*PROBLEM TO SOLVE*
With pictures left out, output word for word the lines from the one containing "Extract the structured" through the end of the material below.

*RECORDS SUPPLIED*
============
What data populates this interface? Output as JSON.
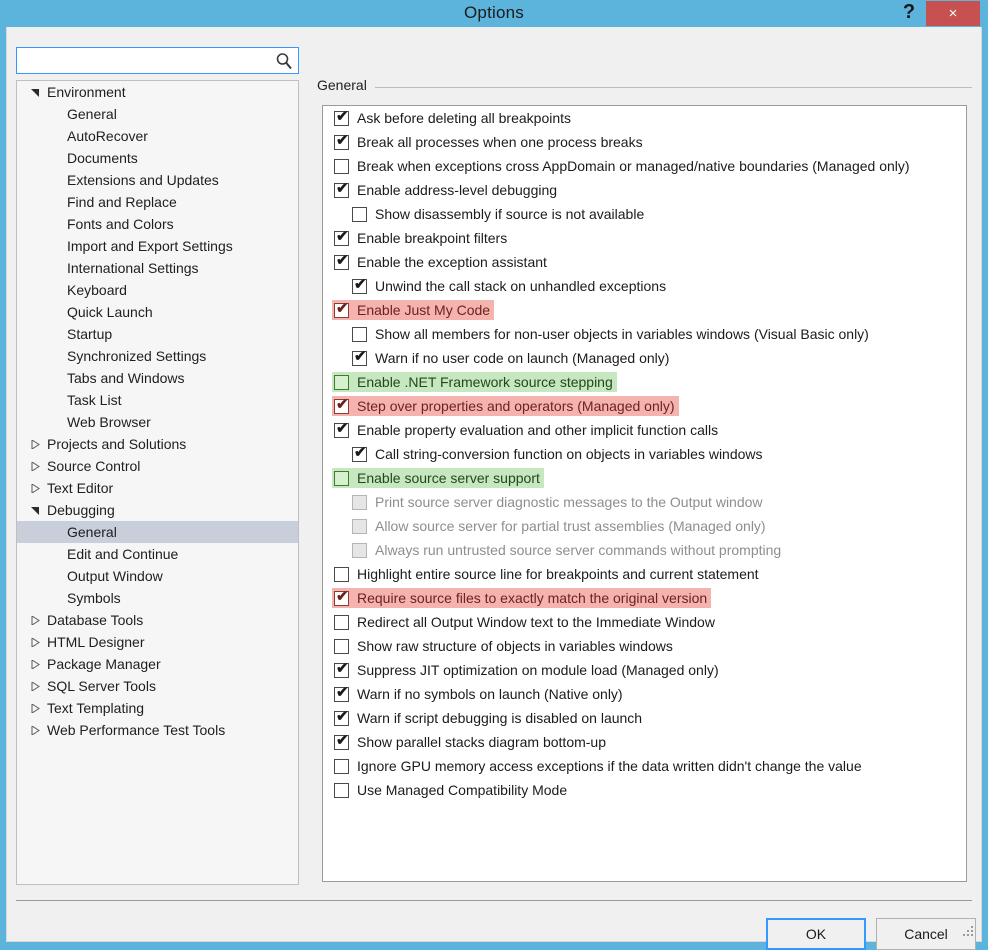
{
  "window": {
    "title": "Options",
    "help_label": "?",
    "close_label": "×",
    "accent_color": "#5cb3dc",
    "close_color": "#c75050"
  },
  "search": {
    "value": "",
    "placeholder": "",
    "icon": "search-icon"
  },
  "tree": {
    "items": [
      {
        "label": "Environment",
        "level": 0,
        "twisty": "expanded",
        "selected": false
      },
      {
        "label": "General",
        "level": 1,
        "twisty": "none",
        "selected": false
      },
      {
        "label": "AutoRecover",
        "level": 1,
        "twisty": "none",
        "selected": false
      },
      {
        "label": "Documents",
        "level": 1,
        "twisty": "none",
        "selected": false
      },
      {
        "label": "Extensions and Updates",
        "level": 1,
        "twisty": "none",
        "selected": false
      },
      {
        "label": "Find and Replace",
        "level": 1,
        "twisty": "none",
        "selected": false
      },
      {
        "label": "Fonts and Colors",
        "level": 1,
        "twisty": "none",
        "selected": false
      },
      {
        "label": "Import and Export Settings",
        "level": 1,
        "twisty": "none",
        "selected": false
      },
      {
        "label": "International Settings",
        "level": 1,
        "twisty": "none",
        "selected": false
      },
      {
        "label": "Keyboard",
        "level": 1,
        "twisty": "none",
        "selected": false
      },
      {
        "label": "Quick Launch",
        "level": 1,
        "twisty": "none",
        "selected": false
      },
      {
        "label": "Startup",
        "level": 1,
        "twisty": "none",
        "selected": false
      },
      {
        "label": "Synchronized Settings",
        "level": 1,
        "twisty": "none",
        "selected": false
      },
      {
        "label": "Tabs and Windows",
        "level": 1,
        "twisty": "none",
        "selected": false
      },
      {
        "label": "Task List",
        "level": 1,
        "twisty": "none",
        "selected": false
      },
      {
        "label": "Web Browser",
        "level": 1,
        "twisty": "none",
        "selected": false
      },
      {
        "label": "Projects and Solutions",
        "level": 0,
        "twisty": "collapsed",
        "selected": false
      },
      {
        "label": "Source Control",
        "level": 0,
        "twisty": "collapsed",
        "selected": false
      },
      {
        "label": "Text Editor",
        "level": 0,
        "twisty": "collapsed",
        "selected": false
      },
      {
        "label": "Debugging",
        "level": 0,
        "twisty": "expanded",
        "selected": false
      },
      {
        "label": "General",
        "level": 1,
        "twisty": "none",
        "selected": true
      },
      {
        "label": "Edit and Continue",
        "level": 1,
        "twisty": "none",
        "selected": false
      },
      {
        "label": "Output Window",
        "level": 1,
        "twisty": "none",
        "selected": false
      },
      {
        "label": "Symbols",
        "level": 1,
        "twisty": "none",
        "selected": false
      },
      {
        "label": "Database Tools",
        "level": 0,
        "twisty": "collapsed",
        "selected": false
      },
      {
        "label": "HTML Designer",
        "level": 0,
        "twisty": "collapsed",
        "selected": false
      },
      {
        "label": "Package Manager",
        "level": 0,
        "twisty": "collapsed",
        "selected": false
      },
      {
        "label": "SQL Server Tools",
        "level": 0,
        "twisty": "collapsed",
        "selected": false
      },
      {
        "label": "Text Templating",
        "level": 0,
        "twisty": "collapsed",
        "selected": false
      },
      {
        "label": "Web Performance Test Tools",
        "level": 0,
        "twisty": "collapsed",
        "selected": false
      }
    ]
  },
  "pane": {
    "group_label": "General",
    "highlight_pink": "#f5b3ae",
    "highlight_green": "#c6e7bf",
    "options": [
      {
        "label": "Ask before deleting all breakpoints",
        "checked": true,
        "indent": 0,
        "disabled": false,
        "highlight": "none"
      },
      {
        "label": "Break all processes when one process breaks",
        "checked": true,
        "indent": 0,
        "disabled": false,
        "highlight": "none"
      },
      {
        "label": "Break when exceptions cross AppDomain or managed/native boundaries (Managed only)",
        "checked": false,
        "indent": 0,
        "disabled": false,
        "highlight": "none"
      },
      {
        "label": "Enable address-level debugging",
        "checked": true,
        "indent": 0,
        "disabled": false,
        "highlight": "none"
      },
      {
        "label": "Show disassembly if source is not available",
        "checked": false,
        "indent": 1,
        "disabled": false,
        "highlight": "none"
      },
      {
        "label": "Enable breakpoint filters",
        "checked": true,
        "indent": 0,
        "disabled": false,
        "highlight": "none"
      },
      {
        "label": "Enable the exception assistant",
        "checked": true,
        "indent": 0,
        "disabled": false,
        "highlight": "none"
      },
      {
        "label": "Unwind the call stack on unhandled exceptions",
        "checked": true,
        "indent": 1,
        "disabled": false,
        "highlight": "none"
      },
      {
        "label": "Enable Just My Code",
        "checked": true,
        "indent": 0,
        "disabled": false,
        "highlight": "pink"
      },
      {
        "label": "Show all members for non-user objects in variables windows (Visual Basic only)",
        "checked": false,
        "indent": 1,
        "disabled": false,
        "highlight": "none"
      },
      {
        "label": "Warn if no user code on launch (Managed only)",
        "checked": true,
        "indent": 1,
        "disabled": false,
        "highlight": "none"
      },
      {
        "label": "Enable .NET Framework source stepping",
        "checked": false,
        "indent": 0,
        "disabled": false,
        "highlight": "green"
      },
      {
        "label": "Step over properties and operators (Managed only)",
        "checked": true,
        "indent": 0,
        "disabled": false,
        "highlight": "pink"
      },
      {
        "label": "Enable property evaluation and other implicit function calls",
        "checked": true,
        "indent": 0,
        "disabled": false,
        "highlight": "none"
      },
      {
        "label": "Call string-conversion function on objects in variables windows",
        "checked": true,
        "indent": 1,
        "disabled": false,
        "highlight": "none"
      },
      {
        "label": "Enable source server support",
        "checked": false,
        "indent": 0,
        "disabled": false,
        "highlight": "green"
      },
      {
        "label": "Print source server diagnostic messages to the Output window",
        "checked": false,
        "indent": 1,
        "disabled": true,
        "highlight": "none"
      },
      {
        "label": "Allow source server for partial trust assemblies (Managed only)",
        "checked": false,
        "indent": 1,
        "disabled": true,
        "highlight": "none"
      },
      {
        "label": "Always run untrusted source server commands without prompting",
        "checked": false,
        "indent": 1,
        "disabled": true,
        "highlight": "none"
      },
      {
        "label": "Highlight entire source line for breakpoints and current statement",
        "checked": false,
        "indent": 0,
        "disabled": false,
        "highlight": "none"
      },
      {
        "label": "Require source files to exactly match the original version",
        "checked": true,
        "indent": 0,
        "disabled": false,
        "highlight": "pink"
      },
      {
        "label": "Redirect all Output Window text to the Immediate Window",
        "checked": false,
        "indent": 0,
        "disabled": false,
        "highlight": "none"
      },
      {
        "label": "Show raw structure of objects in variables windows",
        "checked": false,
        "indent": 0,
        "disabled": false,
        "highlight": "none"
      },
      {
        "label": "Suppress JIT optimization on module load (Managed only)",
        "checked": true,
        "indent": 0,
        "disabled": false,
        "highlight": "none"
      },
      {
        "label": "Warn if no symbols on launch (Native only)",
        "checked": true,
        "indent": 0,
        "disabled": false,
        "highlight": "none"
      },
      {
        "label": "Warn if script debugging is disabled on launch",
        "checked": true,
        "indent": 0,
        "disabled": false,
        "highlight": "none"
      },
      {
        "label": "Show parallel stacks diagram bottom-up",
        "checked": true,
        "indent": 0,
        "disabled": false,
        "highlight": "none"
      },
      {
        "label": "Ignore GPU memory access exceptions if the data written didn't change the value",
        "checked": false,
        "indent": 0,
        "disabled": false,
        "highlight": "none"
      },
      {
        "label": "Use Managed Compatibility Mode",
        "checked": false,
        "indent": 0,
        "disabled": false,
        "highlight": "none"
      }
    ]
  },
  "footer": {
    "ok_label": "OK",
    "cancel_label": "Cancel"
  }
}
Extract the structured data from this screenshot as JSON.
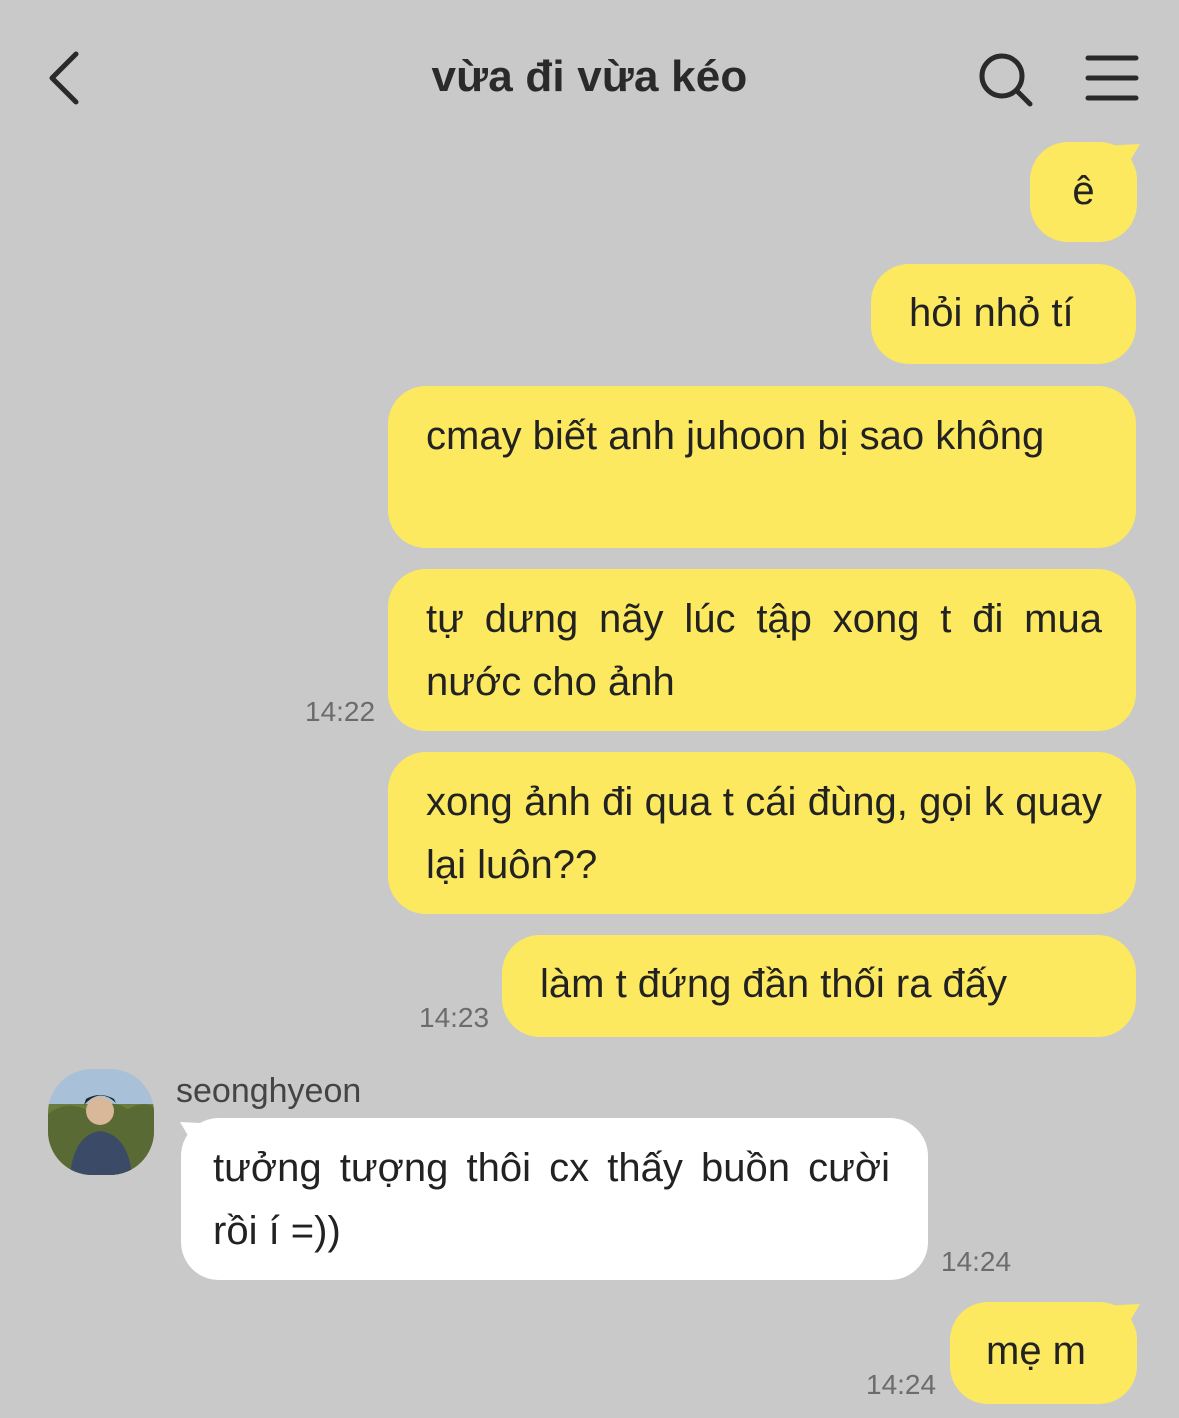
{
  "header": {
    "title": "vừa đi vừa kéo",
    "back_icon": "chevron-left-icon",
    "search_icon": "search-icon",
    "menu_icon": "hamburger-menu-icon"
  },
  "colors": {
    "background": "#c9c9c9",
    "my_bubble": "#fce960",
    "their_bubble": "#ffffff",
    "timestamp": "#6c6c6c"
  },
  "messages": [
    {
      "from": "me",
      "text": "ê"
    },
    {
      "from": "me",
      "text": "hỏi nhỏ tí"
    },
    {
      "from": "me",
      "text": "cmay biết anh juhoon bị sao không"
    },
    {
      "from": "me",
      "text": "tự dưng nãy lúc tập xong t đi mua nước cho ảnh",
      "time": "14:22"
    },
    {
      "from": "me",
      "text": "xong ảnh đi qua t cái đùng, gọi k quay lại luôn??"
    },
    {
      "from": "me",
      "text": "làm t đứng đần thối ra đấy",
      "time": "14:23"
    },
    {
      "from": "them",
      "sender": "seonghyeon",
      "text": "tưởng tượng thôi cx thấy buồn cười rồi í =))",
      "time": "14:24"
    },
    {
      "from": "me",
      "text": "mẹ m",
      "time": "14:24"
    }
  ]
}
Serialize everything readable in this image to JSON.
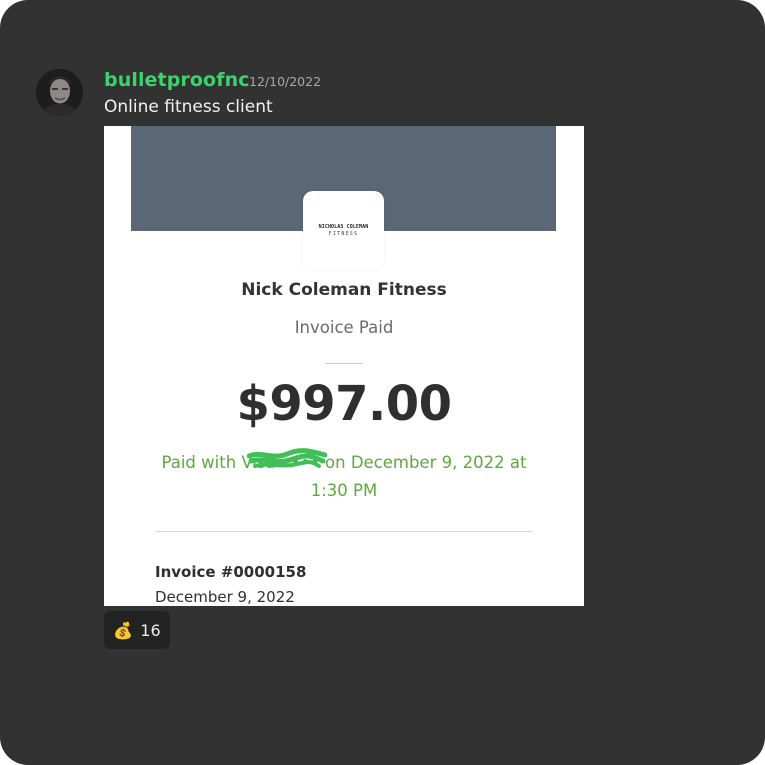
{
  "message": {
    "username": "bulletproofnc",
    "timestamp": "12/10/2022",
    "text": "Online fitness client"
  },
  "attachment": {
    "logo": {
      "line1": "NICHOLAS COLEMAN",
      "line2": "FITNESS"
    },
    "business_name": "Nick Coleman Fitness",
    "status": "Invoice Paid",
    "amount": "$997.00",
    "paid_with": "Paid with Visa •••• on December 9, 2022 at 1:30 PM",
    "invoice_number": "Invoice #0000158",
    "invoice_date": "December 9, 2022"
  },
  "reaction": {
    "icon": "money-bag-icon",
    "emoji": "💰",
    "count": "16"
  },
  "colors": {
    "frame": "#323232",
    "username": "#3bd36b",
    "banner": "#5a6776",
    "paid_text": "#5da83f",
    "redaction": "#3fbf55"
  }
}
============
*ANSWER TO THE EXERCISE*
Extract the structured data from this screenshot as JSON.
{
  "header": {
    "title": "vừa đi vừa kéo",
    "back_icon": "chevron-left-icon",
    "search_icon": "search-icon",
    "menu_icon": "hamburger-menu-icon"
  },
  "colors": {
    "background": "#c9c9c9",
    "my_bubble": "#fce960",
    "their_bubble": "#ffffff",
    "timestamp": "#6c6c6c"
  },
  "messages": [
    {
      "from": "me",
      "text": "ê"
    },
    {
      "from": "me",
      "text": "hỏi nhỏ tí"
    },
    {
      "from": "me",
      "text": "cmay biết anh juhoon bị sao không"
    },
    {
      "from": "me",
      "text": "tự dưng nãy lúc tập xong t đi mua nước cho ảnh",
      "time": "14:22"
    },
    {
      "from": "me",
      "text": "xong ảnh đi qua t cái đùng, gọi k quay lại luôn??"
    },
    {
      "from": "me",
      "text": "làm t đứng đần thối ra đấy",
      "time": "14:23"
    },
    {
      "from": "them",
      "sender": "seonghyeon",
      "text": "tưởng tượng thôi cx thấy buồn cười rồi í =))",
      "time": "14:24"
    },
    {
      "from": "me",
      "text": "mẹ m",
      "time": "14:24"
    }
  ]
}
Serialize everything readable in this image to JSON.
{
  "message": {
    "username": "bulletproofnc",
    "timestamp": "12/10/2022",
    "text": "Online fitness client"
  },
  "attachment": {
    "logo": {
      "line1": "NICHOLAS COLEMAN",
      "line2": "FITNESS"
    },
    "business_name": "Nick Coleman Fitness",
    "status": "Invoice Paid",
    "amount": "$997.00",
    "paid_with": "Paid with Visa •••• on December 9, 2022 at 1:30 PM",
    "invoice_number": "Invoice #0000158",
    "invoice_date": "December 9, 2022"
  },
  "reaction": {
    "icon": "money-bag-icon",
    "emoji": "💰",
    "count": "16"
  },
  "colors": {
    "frame": "#323232",
    "username": "#3bd36b",
    "banner": "#5a6776",
    "paid_text": "#5da83f",
    "redaction": "#3fbf55"
  }
}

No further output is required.